Early the morning of the race, I was nervous — not just about all the small things I might forget but about the race itself. My legs felt good, but nationals is a tactical crapshoot, especially when you are a team of one. I met Alex Howes and Ben King for breakfast, a mountain of flapjacks drowned in maple syrup at a local diner. Some nostalgia is a good thing, I determined after my belly was full. Back at my hotel room I took longer than usual to pin my race number, shaking from the extra-strong American coffee and pre-race nerves. It was going to be a hot day and the humidity outside was already stifling. Having actually foreseen the necessity of hydration during a long hot race, Alexey had prepared accordingly and was generous enough to share his family and friends’ services as feeders on the course (thanks Vermeulen Clan!).
At high noon, we all shuffled out of our downtown hotel, cleats clacking across the marble lobby floors. Lining up at the start, I could feel my nerves building. With the crack of a gun and that first pedal stroke, nerves gave way to adrenaline and the flood gates opened. Attack after attack strung the field out as we navigated our first lap of the 12-lap race. I had promised myself to ride an aggressive race. Without teammates I had no defensive play and missing the day’s move would mean the end of my race. I followed as much as I could that first lap. The course was unforgiving and the front of the bunch was constantly reshuffling. Counterattacks were going before attacking groups were even clear of the bunch. It was chaos, and it didn’t subside after that first lap. In a race like nationals there is no “script.” Some teams have 12 or more riders, other teams, like mine, have only one, so standard race tactics are thrown out the window. It can be incredibly frustrating, especially when you have a target on your back.
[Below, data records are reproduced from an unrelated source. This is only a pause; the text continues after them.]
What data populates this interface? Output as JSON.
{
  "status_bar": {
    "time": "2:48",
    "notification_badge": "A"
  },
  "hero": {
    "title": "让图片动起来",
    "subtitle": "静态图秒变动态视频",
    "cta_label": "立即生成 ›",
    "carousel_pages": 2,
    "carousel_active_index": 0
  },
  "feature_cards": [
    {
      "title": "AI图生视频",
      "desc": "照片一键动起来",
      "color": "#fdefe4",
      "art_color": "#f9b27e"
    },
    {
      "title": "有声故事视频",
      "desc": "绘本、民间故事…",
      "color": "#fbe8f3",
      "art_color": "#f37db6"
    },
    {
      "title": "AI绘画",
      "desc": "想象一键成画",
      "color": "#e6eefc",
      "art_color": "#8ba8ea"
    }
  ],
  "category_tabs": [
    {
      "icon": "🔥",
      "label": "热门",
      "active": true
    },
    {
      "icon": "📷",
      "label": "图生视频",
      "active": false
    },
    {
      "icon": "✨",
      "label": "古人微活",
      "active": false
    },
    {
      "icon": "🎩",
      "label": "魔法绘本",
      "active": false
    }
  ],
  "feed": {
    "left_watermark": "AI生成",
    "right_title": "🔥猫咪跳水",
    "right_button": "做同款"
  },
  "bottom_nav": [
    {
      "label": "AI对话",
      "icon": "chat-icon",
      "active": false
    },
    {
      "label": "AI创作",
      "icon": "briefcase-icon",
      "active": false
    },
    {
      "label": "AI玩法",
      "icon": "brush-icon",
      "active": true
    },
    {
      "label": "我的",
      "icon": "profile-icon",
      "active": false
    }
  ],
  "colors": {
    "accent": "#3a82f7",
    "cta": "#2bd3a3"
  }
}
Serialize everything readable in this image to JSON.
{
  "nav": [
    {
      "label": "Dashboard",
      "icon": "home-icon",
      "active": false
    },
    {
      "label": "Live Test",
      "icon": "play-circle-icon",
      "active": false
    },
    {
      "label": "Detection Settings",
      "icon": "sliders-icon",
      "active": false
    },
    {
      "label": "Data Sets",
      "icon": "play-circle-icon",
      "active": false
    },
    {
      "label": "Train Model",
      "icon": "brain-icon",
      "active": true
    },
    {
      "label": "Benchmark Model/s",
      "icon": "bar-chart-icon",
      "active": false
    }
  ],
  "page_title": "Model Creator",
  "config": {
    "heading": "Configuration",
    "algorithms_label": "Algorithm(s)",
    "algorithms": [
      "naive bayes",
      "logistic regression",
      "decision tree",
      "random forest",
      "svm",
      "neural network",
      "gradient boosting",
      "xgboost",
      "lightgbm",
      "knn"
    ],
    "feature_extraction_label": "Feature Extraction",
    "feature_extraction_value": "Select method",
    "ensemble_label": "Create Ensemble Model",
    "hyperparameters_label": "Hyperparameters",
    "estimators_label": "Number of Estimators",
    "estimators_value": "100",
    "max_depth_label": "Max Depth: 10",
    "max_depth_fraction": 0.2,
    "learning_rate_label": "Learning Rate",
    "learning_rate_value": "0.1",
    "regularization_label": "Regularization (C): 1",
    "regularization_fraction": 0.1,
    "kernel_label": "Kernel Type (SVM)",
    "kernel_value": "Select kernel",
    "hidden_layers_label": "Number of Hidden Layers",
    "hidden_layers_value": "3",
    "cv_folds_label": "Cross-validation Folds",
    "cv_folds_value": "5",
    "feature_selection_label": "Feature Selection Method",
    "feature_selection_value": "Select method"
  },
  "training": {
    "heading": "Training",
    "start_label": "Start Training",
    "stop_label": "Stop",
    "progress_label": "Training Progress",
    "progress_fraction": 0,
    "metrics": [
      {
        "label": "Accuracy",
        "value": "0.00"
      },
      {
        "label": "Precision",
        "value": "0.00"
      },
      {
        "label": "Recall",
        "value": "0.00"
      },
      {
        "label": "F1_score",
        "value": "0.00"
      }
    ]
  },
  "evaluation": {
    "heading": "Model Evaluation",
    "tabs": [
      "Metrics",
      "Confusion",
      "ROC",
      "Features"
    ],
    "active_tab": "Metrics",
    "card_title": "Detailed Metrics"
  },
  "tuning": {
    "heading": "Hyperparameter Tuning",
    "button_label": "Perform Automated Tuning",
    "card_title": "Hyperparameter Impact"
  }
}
In the end, the field only saw a single lap of “scripted” racing. The remaining laps were an attack-filled sufferfest. With one lap remaining, I felt confident and began planning my final kick up to the line, but it wasn’t to be. Just as everything seemed to be going to plan, with 10km remaining, the relentless attacking resulted in a small group of riders inching up the road. Behind, we were locked in a stalemate. No rider willing to sacrifice themselves bridging across. Only a short hesitation was enough to seal our fate, and we watched as the U.S. title disappeared over the crest of the hill.
I will have to wait another year to be washed over by those nostalgic memories, another year to take a shot at the title.